Exercise directions: From the first line to the last, retype the listing without any alteration.

Supplied records:
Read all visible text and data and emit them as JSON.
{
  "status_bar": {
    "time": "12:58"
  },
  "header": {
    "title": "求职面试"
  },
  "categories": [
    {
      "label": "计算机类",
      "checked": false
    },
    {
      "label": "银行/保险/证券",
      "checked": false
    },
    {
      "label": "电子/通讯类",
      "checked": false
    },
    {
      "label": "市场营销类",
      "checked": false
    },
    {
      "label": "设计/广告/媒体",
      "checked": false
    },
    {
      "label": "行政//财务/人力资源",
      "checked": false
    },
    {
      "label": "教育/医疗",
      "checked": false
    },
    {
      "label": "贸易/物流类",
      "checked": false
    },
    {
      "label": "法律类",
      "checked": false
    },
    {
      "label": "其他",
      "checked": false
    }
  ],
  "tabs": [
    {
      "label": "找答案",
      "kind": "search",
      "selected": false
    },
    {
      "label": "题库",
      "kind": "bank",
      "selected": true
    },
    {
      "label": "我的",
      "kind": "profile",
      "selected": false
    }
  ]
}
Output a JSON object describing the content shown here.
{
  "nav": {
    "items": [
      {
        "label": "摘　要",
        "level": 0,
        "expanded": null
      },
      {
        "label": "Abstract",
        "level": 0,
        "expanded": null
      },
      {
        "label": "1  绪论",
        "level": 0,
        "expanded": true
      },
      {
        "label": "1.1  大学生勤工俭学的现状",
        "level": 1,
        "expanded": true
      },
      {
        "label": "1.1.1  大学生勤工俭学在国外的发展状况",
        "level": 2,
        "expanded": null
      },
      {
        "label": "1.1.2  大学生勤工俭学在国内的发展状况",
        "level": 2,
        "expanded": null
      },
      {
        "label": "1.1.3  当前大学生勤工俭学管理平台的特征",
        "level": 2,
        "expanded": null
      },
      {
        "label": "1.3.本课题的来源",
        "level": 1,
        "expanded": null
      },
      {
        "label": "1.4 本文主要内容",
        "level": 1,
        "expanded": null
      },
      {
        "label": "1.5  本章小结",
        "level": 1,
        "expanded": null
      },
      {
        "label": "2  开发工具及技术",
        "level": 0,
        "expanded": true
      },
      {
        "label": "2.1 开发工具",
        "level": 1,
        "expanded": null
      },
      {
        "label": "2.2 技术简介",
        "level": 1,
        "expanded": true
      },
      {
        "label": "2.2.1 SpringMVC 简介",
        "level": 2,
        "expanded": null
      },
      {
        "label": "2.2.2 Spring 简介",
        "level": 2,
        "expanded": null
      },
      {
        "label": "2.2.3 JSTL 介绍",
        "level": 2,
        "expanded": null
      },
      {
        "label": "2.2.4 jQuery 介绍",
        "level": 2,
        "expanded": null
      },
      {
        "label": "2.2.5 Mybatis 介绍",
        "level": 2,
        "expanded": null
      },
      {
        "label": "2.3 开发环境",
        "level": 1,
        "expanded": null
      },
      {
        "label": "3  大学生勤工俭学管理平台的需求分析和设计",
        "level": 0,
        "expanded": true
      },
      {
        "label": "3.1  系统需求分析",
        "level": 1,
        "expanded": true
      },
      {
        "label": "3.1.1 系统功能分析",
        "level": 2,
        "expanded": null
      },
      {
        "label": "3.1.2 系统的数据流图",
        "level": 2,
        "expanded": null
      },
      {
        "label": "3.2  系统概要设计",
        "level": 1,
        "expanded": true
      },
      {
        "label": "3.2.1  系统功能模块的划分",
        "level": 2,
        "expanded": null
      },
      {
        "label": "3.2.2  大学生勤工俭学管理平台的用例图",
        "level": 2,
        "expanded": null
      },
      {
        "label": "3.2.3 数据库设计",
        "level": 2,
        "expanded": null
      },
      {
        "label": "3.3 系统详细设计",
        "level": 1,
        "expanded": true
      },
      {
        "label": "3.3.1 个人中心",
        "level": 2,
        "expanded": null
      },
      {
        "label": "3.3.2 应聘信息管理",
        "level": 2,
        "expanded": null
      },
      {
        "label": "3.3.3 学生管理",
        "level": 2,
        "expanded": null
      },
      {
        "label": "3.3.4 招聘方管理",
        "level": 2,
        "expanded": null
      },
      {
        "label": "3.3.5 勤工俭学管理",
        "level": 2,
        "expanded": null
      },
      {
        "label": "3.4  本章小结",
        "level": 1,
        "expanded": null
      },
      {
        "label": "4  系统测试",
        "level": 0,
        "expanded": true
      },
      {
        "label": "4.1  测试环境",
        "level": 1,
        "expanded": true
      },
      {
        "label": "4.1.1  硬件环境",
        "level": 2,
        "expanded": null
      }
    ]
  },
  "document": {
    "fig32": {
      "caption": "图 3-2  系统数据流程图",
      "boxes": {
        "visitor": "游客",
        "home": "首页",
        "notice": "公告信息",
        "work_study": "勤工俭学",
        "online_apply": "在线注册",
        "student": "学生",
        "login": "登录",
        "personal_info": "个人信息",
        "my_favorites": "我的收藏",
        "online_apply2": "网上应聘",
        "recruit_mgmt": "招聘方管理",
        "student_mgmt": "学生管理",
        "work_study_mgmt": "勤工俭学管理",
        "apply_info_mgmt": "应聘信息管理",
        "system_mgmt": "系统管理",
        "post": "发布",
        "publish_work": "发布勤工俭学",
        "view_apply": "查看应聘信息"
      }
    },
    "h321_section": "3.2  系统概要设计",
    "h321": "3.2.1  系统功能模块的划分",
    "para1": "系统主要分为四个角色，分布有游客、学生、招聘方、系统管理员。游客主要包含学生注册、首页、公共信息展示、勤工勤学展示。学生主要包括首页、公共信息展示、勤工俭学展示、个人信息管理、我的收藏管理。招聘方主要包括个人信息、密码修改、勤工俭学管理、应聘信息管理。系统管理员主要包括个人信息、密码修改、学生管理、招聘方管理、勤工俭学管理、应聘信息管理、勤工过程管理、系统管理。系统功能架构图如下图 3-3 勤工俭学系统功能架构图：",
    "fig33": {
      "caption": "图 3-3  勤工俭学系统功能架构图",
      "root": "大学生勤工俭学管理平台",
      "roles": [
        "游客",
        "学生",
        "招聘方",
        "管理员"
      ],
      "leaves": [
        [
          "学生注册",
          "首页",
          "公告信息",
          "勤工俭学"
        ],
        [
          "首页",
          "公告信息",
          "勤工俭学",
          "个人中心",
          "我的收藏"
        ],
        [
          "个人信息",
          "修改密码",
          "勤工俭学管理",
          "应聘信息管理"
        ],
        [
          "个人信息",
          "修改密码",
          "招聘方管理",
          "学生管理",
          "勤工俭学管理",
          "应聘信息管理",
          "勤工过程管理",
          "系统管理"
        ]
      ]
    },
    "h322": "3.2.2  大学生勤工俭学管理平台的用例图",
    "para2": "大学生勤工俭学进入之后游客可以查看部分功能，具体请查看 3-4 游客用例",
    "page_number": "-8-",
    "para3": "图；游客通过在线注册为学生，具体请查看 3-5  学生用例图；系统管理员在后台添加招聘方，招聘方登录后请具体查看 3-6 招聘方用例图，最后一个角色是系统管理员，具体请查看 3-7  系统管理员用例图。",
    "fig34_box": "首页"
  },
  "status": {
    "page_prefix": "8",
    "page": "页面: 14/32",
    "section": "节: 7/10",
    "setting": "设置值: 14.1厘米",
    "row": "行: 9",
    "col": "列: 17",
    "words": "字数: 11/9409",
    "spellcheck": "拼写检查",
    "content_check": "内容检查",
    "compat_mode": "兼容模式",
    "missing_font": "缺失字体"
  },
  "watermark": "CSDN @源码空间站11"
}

Response to the task:
Read all visible text and data and emit them as JSON.
{
  "status_bar": {
    "time": "12:58"
  },
  "header": {
    "title": "求职面试"
  },
  "categories": [
    {
      "label": "计算机类",
      "checked": false
    },
    {
      "label": "银行/保险/证券",
      "checked": false
    },
    {
      "label": "电子/通讯类",
      "checked": false
    },
    {
      "label": "市场营销类",
      "checked": false
    },
    {
      "label": "设计/广告/媒体",
      "checked": false
    },
    {
      "label": "行政//财务/人力资源",
      "checked": false
    },
    {
      "label": "教育/医疗",
      "checked": false
    },
    {
      "label": "贸易/物流类",
      "checked": false
    },
    {
      "label": "法律类",
      "checked": false
    },
    {
      "label": "其他",
      "checked": false
    }
  ],
  "tabs": [
    {
      "label": "找答案",
      "kind": "search",
      "selected": false
    },
    {
      "label": "题库",
      "kind": "bank",
      "selected": true
    },
    {
      "label": "我的",
      "kind": "profile",
      "selected": false
    }
  ]
}
Output a JSON object describing the content shown here.
{
  "nav": {
    "items": [
      {
        "label": "摘　要",
        "level": 0,
        "expanded": null
      },
      {
        "label": "Abstract",
        "level": 0,
        "expanded": null
      },
      {
        "label": "1  绪论",
        "level": 0,
        "expanded": true
      },
      {
        "label": "1.1  大学生勤工俭学的现状",
        "level": 1,
        "expanded": true
      },
      {
        "label": "1.1.1  大学生勤工俭学在国外的发展状况",
        "level": 2,
        "expanded": null
      },
      {
        "label": "1.1.2  大学生勤工俭学在国内的发展状况",
        "level": 2,
        "expanded": null
      },
      {
        "label": "1.1.3  当前大学生勤工俭学管理平台的特征",
        "level": 2,
        "expanded": null
      },
      {
        "label": "1.3.本课题的来源",
        "level": 1,
        "expanded": null
      },
      {
        "label": "1.4 本文主要内容",
        "level": 1,
        "expanded": null
      },
      {
        "label": "1.5  本章小结",
        "level": 1,
        "expanded": null
      },
      {
        "label": "2  开发工具及技术",
        "level": 0,
        "expanded": true
      },
      {
        "label": "2.1 开发工具",
        "level": 1,
        "expanded": null
      },
      {
        "label": "2.2 技术简介",
        "level": 1,
        "expanded": true
      },
      {
        "label": "2.2.1 SpringMVC 简介",
        "level": 2,
        "expanded": null
      },
      {
        "label": "2.2.2 Spring 简介",
        "level": 2,
        "expanded": null
      },
      {
        "label": "2.2.3 JSTL 介绍",
        "level": 2,
        "expanded": null
      },
      {
        "label": "2.2.4 jQuery 介绍",
        "level": 2,
        "expanded": null
      },
      {
        "label": "2.2.5 Mybatis 介绍",
        "level": 2,
        "expanded": null
      },
      {
        "label": "2.3 开发环境",
        "level": 1,
        "expanded": null
      },
      {
        "label": "3  大学生勤工俭学管理平台的需求分析和设计",
        "level": 0,
        "expanded": true
      },
      {
        "label": "3.1  系统需求分析",
        "level": 1,
        "expanded": true
      },
      {
        "label": "3.1.1 系统功能分析",
        "level": 2,
        "expanded": null
      },
      {
        "label": "3.1.2 系统的数据流图",
        "level": 2,
        "expanded": null
      },
      {
        "label": "3.2  系统概要设计",
        "level": 1,
        "expanded": true
      },
      {
        "label": "3.2.1  系统功能模块的划分",
        "level": 2,
        "expanded": null
      },
      {
        "label": "3.2.2  大学生勤工俭学管理平台的用例图",
        "level": 2,
        "expanded": null
      },
      {
        "label": "3.2.3 数据库设计",
        "level": 2,
        "expanded": null
      },
      {
        "label": "3.3 系统详细设计",
        "level": 1,
        "expanded": true
      },
      {
        "label": "3.3.1 个人中心",
        "level": 2,
        "expanded": null
      },
      {
        "label": "3.3.2 应聘信息管理",
        "level": 2,
        "expanded": null
      },
      {
        "label": "3.3.3 学生管理",
        "level": 2,
        "expanded": null
      },
      {
        "label": "3.3.4 招聘方管理",
        "level": 2,
        "expanded": null
      },
      {
        "label": "3.3.5 勤工俭学管理",
        "level": 2,
        "expanded": null
      },
      {
        "label": "3.4  本章小结",
        "level": 1,
        "expanded": null
      },
      {
        "label": "4  系统测试",
        "level": 0,
        "expanded": true
      },
      {
        "label": "4.1  测试环境",
        "level": 1,
        "expanded": true
      },
      {
        "label": "4.1.1  硬件环境",
        "level": 2,
        "expanded": null
      }
    ]
  },
  "document": {
    "fig32": {
      "caption": "图 3-2  系统数据流程图",
      "boxes": {
        "visitor": "游客",
        "home": "首页",
        "notice": "公告信息",
        "work_study": "勤工俭学",
        "online_apply": "在线注册",
        "student": "学生",
        "login": "登录",
        "personal_info": "个人信息",
        "my_favorites": "我的收藏",
        "online_apply2": "网上应聘",
        "recruit_mgmt": "招聘方管理",
        "student_mgmt": "学生管理",
        "work_study_mgmt": "勤工俭学管理",
        "apply_info_mgmt": "应聘信息管理",
        "system_mgmt": "系统管理",
        "post": "发布",
        "publish_work": "发布勤工俭学",
        "view_apply": "查看应聘信息"
      }
    },
    "h321_section": "3.2  系统概要设计",
    "h321": "3.2.1  系统功能模块的划分",
    "para1": "系统主要分为四个角色，分布有游客、学生、招聘方、系统管理员。游客主要包含学生注册、首页、公共信息展示、勤工勤学展示。学生主要包括首页、公共信息展示、勤工俭学展示、个人信息管理、我的收藏管理。招聘方主要包括个人信息、密码修改、勤工俭学管理、应聘信息管理。系统管理员主要包括个人信息、密码修改、学生管理、招聘方管理、勤工俭学管理、应聘信息管理、勤工过程管理、系统管理。系统功能架构图如下图 3-3 勤工俭学系统功能架构图：",
    "fig33": {
      "caption": "图 3-3  勤工俭学系统功能架构图",
      "root": "大学生勤工俭学管理平台",
      "roles": [
        "游客",
        "学生",
        "招聘方",
        "管理员"
      ],
      "leaves": [
        [
          "学生注册",
          "首页",
          "公告信息",
          "勤工俭学"
        ],
        [
          "首页",
          "公告信息",
          "勤工俭学",
          "个人中心",
          "我的收藏"
        ],
        [
          "个人信息",
          "修改密码",
          "勤工俭学管理",
          "应聘信息管理"
        ],
        [
          "个人信息",
          "修改密码",
          "招聘方管理",
          "学生管理",
          "勤工俭学管理",
          "应聘信息管理",
          "勤工过程管理",
          "系统管理"
        ]
      ]
    },
    "h322": "3.2.2  大学生勤工俭学管理平台的用例图",
    "para2": "大学生勤工俭学进入之后游客可以查看部分功能，具体请查看 3-4 游客用例",
    "page_number": "-8-",
    "para3": "图；游客通过在线注册为学生，具体请查看 3-5  学生用例图；系统管理员在后台添加招聘方，招聘方登录后请具体查看 3-6 招聘方用例图，最后一个角色是系统管理员，具体请查看 3-7  系统管理员用例图。",
    "fig34_box": "首页"
  },
  "status": {
    "page_prefix": "8",
    "page": "页面: 14/32",
    "section": "节: 7/10",
    "setting": "设置值: 14.1厘米",
    "row": "行: 9",
    "col": "列: 17",
    "words": "字数: 11/9409",
    "spellcheck": "拼写检查",
    "content_check": "内容检查",
    "compat_mode": "兼容模式",
    "missing_font": "缺失字体"
  },
  "watermark": "CSDN @源码空间站11"
}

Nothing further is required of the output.